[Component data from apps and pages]
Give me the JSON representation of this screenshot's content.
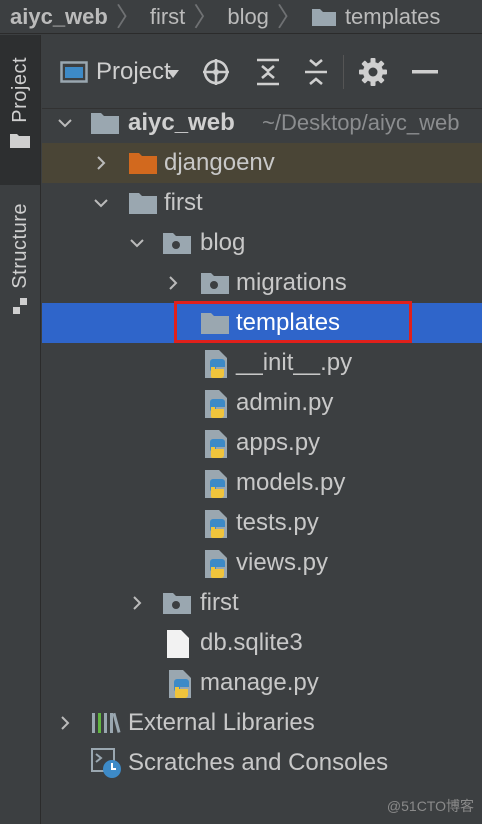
{
  "breadcrumb": {
    "items": [
      "aiyc_web",
      "first",
      "blog",
      "templates"
    ]
  },
  "tool_strip": {
    "project_tab": "Project",
    "structure_tab": "Structure"
  },
  "panel": {
    "view_label": "Project",
    "icons": [
      "project-view-icon",
      "dropdown-icon",
      "locate-icon",
      "expand-all-icon",
      "collapse-all-icon",
      "gear-icon",
      "minimize-icon"
    ]
  },
  "tree": {
    "root_label": "aiyc_web",
    "root_path": "~/Desktop/aiyc_web",
    "items": [
      {
        "label": "djangoenv"
      },
      {
        "label": "first"
      },
      {
        "label": "blog"
      },
      {
        "label": "migrations"
      },
      {
        "label": "templates"
      },
      {
        "label": "__init__.py"
      },
      {
        "label": "admin.py"
      },
      {
        "label": "apps.py"
      },
      {
        "label": "models.py"
      },
      {
        "label": "tests.py"
      },
      {
        "label": "views.py"
      },
      {
        "label": "first"
      },
      {
        "label": "db.sqlite3"
      },
      {
        "label": "manage.py"
      },
      {
        "label": "External Libraries"
      },
      {
        "label": "Scratches and Consoles"
      }
    ]
  },
  "colors": {
    "background": "#3c3f41",
    "selection": "#2f65ca",
    "highlight_box": "#e0201b",
    "excluded_folder": "#d2691e"
  },
  "watermark": "@51CTO博客"
}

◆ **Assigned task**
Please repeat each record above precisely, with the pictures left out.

◆ **The completed task**
Give me the JSON representation of this screenshot's content.
{
  "breadcrumb": {
    "items": [
      "aiyc_web",
      "first",
      "blog",
      "templates"
    ]
  },
  "tool_strip": {
    "project_tab": "Project",
    "structure_tab": "Structure"
  },
  "panel": {
    "view_label": "Project",
    "icons": [
      "project-view-icon",
      "dropdown-icon",
      "locate-icon",
      "expand-all-icon",
      "collapse-all-icon",
      "gear-icon",
      "minimize-icon"
    ]
  },
  "tree": {
    "root_label": "aiyc_web",
    "root_path": "~/Desktop/aiyc_web",
    "items": [
      {
        "label": "djangoenv"
      },
      {
        "label": "first"
      },
      {
        "label": "blog"
      },
      {
        "label": "migrations"
      },
      {
        "label": "templates"
      },
      {
        "label": "__init__.py"
      },
      {
        "label": "admin.py"
      },
      {
        "label": "apps.py"
      },
      {
        "label": "models.py"
      },
      {
        "label": "tests.py"
      },
      {
        "label": "views.py"
      },
      {
        "label": "first"
      },
      {
        "label": "db.sqlite3"
      },
      {
        "label": "manage.py"
      },
      {
        "label": "External Libraries"
      },
      {
        "label": "Scratches and Consoles"
      }
    ]
  },
  "colors": {
    "background": "#3c3f41",
    "selection": "#2f65ca",
    "highlight_box": "#e0201b",
    "excluded_folder": "#d2691e"
  },
  "watermark": "@51CTO博客"
}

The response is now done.